WASHINGTON — Sen. Tom Coburn has beaten melanoma, colon cancer and prostate cancer. He is now in the midst of fighting prostate cancer again.
Last week, Coburn, R-Muskogee, kept up his usual hectic schedule on Capitol Hill and, in an interview in his office, he was as impassioned as ever on topics such as health care and the Senate's operations.
Coburn, 65, a physician, was first elected to the Senate in 2004, and he limited himself to two terms. He won the second term in 2010 and has three more years of service.
He said he is giving a lot of thought to leaving early because of the recurrence of prostate cancer, but then said the decision ultimately would be dictated by whether he and his staff could still make a difference.
Some of the questions and answers have been edited for brevity.
Q: Let me ask you how you feel.
A: I feel good.
Q: What was the treatment?
A: I don't want to go into the details of my treatment. I've got a long way to go but I've got a good plan. February will be my tough month — my tougher month.
Q: This is going to sound like a stupid question, but is there any explanation for why you have had all these cancers?
A: Poor genes.
Q: Can you trace it to your own mother and father?
A: No, but ... everybody gets cancer cells. We have these dimers in our blood that identify cancer cells every day. You get them every day. And you have a good immune system that recognizes them and takes them out. Probably I have a defect. ... I don't have a good system to take out bad cells. And so they get in a focus and they grow. Not many people in my family have lived very long. But most of it's not been related to cancer, and the cancer that's been there has been secondary to smoking. My prostate cancer is a cancer that 1 in 100,000 people get when they get prostate cancer. It's a rare type of prostate cancer.
Q: But it's treatable?
Q: What's the survival rate?
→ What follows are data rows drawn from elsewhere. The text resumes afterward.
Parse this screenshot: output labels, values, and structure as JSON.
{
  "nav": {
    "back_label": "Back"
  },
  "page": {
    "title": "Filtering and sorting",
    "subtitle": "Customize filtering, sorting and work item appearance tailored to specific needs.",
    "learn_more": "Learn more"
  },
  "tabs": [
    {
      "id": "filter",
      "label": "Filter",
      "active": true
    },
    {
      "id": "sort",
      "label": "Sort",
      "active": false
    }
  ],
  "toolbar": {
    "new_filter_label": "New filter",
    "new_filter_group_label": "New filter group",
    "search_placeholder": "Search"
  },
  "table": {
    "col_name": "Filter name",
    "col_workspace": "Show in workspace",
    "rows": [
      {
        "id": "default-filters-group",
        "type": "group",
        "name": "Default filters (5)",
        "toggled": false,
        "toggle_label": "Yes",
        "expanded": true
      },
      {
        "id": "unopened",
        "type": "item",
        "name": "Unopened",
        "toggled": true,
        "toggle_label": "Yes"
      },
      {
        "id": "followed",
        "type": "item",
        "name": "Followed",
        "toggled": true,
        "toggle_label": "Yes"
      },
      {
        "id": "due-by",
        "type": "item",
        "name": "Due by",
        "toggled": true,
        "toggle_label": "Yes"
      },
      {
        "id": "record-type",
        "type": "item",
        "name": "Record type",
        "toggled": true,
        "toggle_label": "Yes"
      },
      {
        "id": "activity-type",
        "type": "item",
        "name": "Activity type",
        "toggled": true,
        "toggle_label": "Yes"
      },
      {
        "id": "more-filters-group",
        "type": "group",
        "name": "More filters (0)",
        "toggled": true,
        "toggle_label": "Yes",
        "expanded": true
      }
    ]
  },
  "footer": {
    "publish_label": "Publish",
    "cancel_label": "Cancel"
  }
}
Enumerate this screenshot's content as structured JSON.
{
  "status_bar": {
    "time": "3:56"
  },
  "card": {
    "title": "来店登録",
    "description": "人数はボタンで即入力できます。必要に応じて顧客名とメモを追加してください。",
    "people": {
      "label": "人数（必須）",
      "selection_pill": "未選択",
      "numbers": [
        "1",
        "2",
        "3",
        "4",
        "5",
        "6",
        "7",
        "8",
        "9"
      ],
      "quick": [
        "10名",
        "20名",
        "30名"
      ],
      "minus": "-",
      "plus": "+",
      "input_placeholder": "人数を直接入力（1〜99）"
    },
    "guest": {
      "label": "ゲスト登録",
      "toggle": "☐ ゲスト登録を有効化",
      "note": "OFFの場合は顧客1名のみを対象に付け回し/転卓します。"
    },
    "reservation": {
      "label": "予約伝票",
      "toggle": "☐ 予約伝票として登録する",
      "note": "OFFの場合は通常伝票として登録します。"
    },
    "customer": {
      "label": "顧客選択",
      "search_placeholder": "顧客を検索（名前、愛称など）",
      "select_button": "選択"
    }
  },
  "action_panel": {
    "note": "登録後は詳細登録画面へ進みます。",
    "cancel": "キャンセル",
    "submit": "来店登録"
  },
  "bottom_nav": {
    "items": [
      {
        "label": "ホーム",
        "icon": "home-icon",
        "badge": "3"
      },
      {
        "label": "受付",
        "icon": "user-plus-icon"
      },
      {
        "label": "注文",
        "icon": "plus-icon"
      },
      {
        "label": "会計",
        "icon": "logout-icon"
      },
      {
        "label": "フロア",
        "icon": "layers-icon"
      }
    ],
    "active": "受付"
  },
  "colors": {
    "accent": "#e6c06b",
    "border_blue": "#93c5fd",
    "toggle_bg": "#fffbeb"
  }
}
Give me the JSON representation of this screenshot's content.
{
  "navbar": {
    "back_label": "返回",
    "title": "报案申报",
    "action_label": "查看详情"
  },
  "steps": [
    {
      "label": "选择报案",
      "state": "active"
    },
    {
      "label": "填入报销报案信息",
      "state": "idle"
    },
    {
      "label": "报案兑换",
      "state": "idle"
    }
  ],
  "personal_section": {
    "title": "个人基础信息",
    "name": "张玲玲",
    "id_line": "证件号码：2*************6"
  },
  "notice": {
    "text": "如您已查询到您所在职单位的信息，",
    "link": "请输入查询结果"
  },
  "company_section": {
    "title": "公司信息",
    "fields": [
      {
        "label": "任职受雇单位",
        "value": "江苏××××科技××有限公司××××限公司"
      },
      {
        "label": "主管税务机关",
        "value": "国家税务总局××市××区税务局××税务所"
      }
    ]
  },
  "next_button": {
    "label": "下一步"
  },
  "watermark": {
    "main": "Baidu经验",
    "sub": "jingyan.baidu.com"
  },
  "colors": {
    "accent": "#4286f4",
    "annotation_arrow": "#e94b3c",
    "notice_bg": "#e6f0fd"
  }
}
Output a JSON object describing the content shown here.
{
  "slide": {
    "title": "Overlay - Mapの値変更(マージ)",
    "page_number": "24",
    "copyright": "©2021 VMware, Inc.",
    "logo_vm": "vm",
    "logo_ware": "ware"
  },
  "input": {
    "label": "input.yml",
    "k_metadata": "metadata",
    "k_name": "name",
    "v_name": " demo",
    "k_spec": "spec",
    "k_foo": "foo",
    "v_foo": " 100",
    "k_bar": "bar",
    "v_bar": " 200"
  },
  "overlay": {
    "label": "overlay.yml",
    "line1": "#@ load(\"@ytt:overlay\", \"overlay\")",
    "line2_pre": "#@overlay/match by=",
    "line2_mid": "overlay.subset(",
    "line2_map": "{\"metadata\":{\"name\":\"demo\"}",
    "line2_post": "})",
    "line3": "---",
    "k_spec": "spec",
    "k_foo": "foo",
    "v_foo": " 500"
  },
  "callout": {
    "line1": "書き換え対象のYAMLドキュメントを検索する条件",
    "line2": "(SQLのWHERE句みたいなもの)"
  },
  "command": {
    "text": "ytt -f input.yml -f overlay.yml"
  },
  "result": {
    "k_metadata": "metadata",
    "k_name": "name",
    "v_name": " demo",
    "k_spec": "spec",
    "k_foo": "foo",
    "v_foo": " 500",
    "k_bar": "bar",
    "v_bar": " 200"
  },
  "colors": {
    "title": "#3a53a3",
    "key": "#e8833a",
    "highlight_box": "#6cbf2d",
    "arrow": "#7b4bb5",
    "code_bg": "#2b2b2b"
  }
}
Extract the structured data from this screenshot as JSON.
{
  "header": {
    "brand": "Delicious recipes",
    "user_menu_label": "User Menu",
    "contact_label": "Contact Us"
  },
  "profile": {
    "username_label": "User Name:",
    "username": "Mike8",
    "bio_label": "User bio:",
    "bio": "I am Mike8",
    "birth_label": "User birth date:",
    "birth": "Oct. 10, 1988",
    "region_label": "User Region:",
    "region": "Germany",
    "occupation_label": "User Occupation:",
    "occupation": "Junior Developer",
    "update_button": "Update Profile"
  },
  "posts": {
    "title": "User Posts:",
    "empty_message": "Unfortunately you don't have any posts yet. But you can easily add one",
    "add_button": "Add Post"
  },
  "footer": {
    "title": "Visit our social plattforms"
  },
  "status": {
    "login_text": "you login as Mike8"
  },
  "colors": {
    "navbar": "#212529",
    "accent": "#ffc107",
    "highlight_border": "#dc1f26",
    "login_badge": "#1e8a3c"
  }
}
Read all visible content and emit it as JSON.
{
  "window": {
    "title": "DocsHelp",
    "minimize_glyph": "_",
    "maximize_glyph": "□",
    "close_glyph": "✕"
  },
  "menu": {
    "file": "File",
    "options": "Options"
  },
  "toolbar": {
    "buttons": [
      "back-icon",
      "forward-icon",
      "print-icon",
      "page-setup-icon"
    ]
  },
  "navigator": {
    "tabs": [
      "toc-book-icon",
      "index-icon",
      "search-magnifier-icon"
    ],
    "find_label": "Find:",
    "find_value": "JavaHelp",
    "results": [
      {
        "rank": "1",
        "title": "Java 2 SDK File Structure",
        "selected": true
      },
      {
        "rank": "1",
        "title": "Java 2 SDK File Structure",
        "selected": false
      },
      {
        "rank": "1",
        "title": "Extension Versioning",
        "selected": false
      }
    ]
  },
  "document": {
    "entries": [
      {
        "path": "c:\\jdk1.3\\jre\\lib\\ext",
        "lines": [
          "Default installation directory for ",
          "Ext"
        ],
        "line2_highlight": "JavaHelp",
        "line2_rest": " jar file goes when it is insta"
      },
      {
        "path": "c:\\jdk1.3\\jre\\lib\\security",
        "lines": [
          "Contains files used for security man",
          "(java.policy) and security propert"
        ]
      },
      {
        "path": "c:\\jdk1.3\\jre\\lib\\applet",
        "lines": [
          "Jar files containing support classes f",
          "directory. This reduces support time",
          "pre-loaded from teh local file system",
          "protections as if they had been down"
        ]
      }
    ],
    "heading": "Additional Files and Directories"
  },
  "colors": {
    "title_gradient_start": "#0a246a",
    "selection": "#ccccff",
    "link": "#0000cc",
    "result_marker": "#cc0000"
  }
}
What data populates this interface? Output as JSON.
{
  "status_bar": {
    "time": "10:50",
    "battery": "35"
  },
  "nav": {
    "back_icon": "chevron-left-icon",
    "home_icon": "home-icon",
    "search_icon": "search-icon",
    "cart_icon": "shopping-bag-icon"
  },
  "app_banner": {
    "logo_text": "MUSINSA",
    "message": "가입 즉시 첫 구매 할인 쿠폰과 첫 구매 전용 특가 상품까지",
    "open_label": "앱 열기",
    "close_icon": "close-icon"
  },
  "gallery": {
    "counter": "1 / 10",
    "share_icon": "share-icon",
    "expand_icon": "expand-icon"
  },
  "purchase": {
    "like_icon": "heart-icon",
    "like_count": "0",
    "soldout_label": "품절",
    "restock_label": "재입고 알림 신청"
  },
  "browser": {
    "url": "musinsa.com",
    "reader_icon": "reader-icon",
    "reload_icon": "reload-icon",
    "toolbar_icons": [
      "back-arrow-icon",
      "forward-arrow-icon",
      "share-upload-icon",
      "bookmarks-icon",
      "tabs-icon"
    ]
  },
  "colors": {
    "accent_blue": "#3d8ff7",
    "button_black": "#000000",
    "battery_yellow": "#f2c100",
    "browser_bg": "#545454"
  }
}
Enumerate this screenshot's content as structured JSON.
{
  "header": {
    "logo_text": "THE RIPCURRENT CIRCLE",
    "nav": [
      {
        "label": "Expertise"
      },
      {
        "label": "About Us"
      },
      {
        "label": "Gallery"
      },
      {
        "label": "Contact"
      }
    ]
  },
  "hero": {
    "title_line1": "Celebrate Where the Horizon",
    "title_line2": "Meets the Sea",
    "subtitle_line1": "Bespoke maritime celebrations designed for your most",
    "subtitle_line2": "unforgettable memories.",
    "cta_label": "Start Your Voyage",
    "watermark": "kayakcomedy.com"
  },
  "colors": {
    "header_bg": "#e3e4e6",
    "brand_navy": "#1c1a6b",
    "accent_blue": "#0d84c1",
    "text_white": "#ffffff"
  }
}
A: Well, I'll tell you in a couple of months when I look at my tumor markers. It looks good. I got good assurances that I'll be around five or 10 years, unless I'm another 1 in 100,000 that doesn't respond to treatment.
Q: How have you been able to fight (cancer) off so many times?
A: 'Cause I have great doctors and great medicine based on the free enterprise system in this country rather than a government-run system. ... If you want to know why I'm alive, it's because of the free enterprise system and the innovation in this country that has nothing to do with the government.
Q: Well, is that entirely true? There's a lot of research funded by the National Institutes of Health.
A: Sure there is, and there's a lot of research funded by drug companies, by universities that aren't taking an NIH grant. It's not that NIH doesn't do a lot of good. It does. But do you think, given the opportunity to treat disease, the private sector wouldn't give a lot of money to fund research? And as the government grows, the private sector diminishes. The government is highly inefficient. Just look at NIH — (It's) the best it's ever run under Francis Collins ... but it still does some of the most stupid stuff you've ever seen because the government is not efficient and doesn't care about costs.
Q: You predicted a couple of years ago — when the House first started its repeal efforts — you said that Obamacare would fall under its own weight. Do you see that happening now?
A: Look, you're going to see a couple of things happen. Next year, when the business mandate is no longer delayed, you're going to see the price for all these businesses' health care go up.
Next April, when everybody pays their taxes, and all our seniors who get meager returns now on their investments, now have to pay 3.5 percent of that return to Uncle Sam for Obamacare, you're going to see another blowup. Because most people don't realize that every interest income, every dividend they get, every short-term or long-term capital gain that they get, Obama takes 3.5 percent of that for this experiment that's going to fail.
(Note: the 3.8 percent surtax applies to singles with adjusted gross income above $200,000 and couples with AGI above $250,000).
And the next shoe to drop — you're really not going to get to see the same doctor. People who are in an ERISA (Employee Retirement Income Security Act) plan probably will, but the other two-thirds of Americans are going to end up having to change doctors.
Remember all the grief (when) I said that people are going to die? They are going to die. Because you're going to get a doctor that doesn't know you, doesn't know your personality, your psyche, the spiritual side of you and isn't gong to know how to read you and isn't going to intervene when they should be intervening on the art of medicine rather than the science of medicine. And that's where real care is given, in the art of medicine, knowing your patient.
Q: Why is it so hard to allow people to get insurance that don't have it now? Why is that so difficult?
A: Because there's no true market out there. What you have to do is create a safety net and you have to create a maximum exposure and let the market take care of everything in between.